Mine and cluster bomb survivors urge governments to meet treaty obligations
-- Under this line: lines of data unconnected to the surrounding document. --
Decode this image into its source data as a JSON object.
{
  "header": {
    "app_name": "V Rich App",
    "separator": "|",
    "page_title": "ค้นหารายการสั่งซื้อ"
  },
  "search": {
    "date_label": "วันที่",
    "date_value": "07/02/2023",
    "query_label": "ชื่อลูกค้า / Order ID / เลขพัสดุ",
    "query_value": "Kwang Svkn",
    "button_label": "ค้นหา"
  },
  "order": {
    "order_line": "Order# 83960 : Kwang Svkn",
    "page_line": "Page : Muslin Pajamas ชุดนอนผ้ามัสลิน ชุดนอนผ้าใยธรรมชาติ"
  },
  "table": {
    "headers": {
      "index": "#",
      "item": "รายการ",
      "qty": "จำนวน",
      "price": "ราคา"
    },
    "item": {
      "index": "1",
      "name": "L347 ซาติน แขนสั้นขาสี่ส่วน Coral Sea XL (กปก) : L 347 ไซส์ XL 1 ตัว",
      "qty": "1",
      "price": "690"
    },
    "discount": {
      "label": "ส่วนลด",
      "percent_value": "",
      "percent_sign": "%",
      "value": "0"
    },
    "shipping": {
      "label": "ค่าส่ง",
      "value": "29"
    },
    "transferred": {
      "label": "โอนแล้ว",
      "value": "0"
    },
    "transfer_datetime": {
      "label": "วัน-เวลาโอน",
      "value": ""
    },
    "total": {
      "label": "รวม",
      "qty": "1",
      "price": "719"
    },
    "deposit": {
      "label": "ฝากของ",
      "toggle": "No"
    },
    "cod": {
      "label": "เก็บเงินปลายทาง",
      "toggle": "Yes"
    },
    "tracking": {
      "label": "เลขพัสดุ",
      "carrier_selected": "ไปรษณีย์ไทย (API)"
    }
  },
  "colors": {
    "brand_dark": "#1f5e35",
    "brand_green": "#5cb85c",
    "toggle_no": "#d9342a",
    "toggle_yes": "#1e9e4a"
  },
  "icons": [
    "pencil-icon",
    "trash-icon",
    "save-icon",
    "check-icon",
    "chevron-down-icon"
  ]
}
Mine and cluster bomb survivors urge governments to meet treaty obligationsVienna expert conference on victim assistance opens today(Vienna, 8 April 2010) – Landmine and cluster munition survivors worldwide still lack access to services that would fulfill their most basic human rights, said the International Campaign to Ban Landmines (ICBL) and the Cluster Munition Coalition (CMC) in a joint statement. A conference opens today in Vienna to examine how states will fulfill their promises to survivors and their communities. The event brings together governments, United Nations officials, victim assistance experts, survivors and civil society advocates.“Mine and cluster munition survivors, especially in remote areas, continue to suffer not only from their injuries, but also from extreme poverty,” said Firoz Ali Alizada, ICBL Treaty Implementation Officer and a mine survivor himself. “Survivors are eager to contribute to and be a full part of their communities, including participating in economic activities. Long-term support for them should be a priority in development and poverty reduction plans.”The economic inclusion of survivors and other persons with disabilities is a matter of human rights. It requires eliminating discrimination in society at large and particularly in the workplace. It should include physical access and accommodations in the workplace, vocational training, capacity-building, awareness-raising among employers, and grassroots economic empowerment projects that effectively change the day-to-day lives of survivors.Funding from donor states and from affected states themselves is key to ensuring promises on victim assistance are met. “The question is not only how much money is spent, but how well it is spent. Listening to survivors will help direct money where it is really needed,” said Dejan Dikic, a cluster munition survivor and a member of Handicap International’s Ban Advocates group.States have a set of complementary and similar obligations under the Mine Ban Treaty, the Convention on Cluster Munitions, and the Convention on the Rights of Persons with Disabilities. Better planning and coordination will allow for more efficiency in meeting these obligations.The new convention banning cluster munitions, which will enter into force on 1 August 2010, includes groundbreaking provisions on victim assistance. It sets high standards and builds on lessons learned from 10 years of Mine Ban Treaty implementation. “Both treaties oblige policy makers to pay attention to voices from mine- and cluster munition-affected communities. The empowerment, inclusion and meaningful participation of survivors is crucial to keeping states accountable,” said Thomas Nash, Coordinator of the Cluster Munition Coalition.The Vienna Expert Conference on Victim Assistance is hosted by the Austrian government, which has demonstrated leadership on the issue for years. “We welcome this initiative from Austria. We hope the conference will help identify the next practical steps in implementing commitments made by states last November at the Cartagena Summit on a Mine-Free World,” said Judith Majlath, from the CMC and ICBL Austrian Section. The Cartagena Action Plan, adopted by more than 120 States Parties to the Mine Ban Treaty during the Cartagena Summit, provides a roadmap of what is required in the next five years in all areas of mine action.The conference is also intended as an answer to the report Voices from the Ground - Landmine and Explosive Remnants of War Survivors Speak out on Victim Assistance, issued in September 2009 by Handicap International with support from the ICBL and the Austrian government. The report highlighted that governments around the world are not living up to their promises to treat and reintegrate survivors into society.